- ASSIGNED TASK: The required output is a copy of each line in the material below that includes "Virat".

- EXTRACTED DATA:
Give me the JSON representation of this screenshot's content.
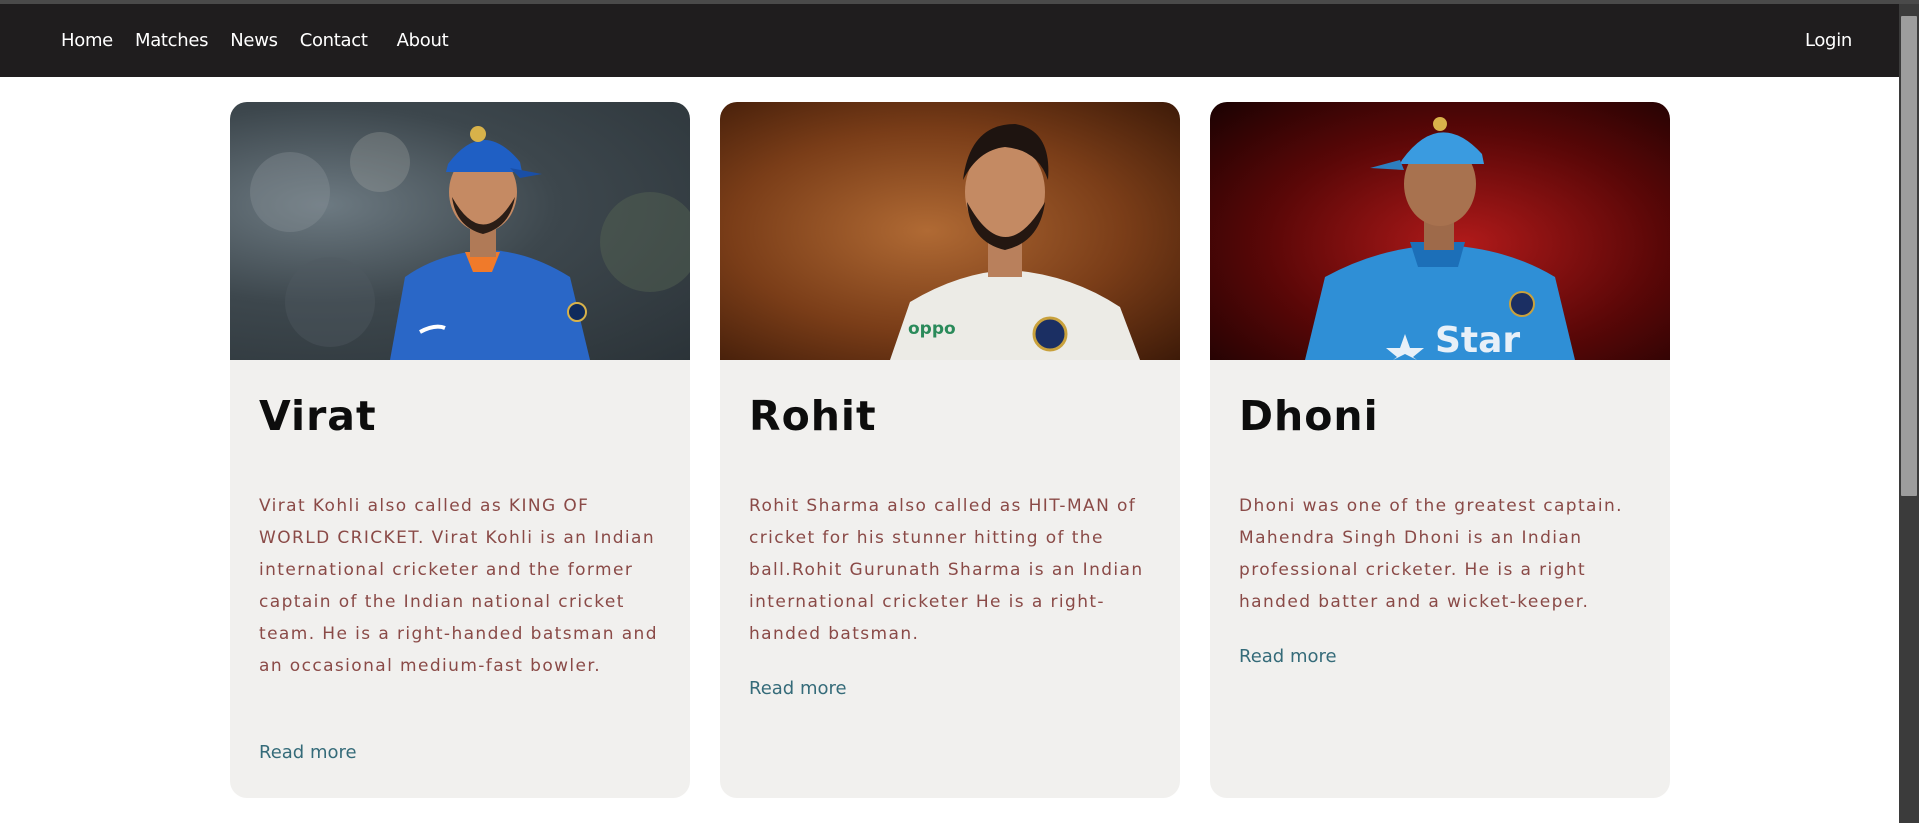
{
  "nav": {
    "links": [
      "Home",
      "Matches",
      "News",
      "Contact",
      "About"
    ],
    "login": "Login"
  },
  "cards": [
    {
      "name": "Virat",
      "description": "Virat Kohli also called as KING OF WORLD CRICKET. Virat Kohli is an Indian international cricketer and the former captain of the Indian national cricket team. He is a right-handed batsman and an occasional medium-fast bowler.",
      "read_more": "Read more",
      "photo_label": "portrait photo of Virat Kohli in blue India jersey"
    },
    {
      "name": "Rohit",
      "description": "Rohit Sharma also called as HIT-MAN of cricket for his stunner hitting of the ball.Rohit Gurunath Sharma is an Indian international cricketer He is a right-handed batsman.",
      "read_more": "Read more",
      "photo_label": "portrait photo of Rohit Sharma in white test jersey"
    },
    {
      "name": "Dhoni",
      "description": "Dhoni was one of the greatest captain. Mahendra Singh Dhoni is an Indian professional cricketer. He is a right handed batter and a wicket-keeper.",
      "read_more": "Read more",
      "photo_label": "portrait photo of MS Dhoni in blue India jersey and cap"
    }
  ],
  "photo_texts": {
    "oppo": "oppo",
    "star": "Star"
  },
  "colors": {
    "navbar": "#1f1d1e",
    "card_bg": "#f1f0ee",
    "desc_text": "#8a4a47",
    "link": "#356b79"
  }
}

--

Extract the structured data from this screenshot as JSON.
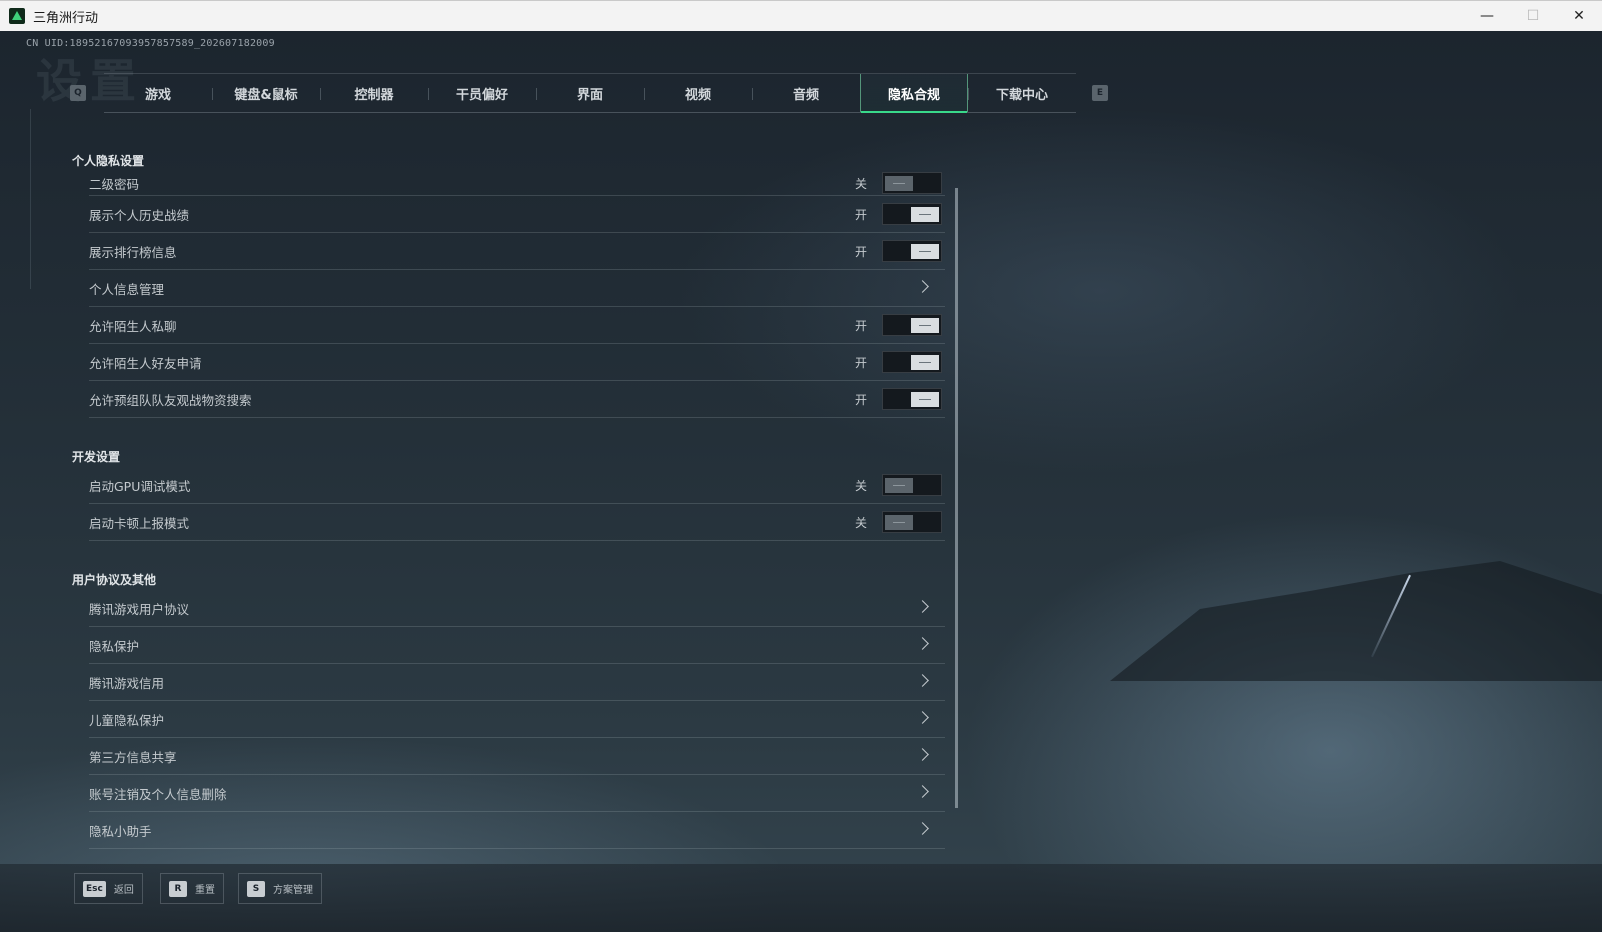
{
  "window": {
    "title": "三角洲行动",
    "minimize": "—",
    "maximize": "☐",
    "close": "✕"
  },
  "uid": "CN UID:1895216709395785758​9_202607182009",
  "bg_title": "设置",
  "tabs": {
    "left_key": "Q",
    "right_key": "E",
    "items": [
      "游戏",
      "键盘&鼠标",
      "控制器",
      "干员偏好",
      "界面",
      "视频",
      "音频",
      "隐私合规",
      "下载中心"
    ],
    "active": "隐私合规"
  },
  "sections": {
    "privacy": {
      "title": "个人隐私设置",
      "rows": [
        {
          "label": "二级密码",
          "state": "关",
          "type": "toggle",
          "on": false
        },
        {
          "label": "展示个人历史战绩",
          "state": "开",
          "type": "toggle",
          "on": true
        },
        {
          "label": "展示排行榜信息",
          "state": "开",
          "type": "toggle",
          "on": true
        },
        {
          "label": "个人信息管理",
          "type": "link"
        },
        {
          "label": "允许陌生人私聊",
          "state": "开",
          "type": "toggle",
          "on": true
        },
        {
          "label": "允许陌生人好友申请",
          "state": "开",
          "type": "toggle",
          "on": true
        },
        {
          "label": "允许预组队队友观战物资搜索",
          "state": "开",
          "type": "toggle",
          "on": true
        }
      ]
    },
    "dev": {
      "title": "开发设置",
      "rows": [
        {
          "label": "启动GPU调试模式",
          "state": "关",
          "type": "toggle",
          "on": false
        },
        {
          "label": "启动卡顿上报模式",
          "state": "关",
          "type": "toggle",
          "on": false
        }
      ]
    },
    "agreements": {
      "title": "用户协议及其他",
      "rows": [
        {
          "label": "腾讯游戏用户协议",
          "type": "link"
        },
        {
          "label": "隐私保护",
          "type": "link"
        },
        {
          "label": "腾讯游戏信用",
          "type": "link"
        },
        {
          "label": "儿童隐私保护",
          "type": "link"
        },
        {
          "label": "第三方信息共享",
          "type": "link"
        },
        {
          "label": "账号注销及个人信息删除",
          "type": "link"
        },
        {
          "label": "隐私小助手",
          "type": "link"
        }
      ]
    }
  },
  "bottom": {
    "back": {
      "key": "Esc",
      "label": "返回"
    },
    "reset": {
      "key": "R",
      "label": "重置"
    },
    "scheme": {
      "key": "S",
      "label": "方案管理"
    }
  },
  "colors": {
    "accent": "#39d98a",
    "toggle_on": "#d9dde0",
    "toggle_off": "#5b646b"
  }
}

- TASK OUTPUT:
      "name": "Virat",
      "description": "Virat Kohli also called as KING OF WORLD CRICKET. Virat Kohli is an Indian international cricketer and the former captain of the Indian national cricket team. He is a right-handed batsman and an occasional medium-fast bowler.",
      "photo_label": "portrait photo of Virat Kohli in blue India jersey"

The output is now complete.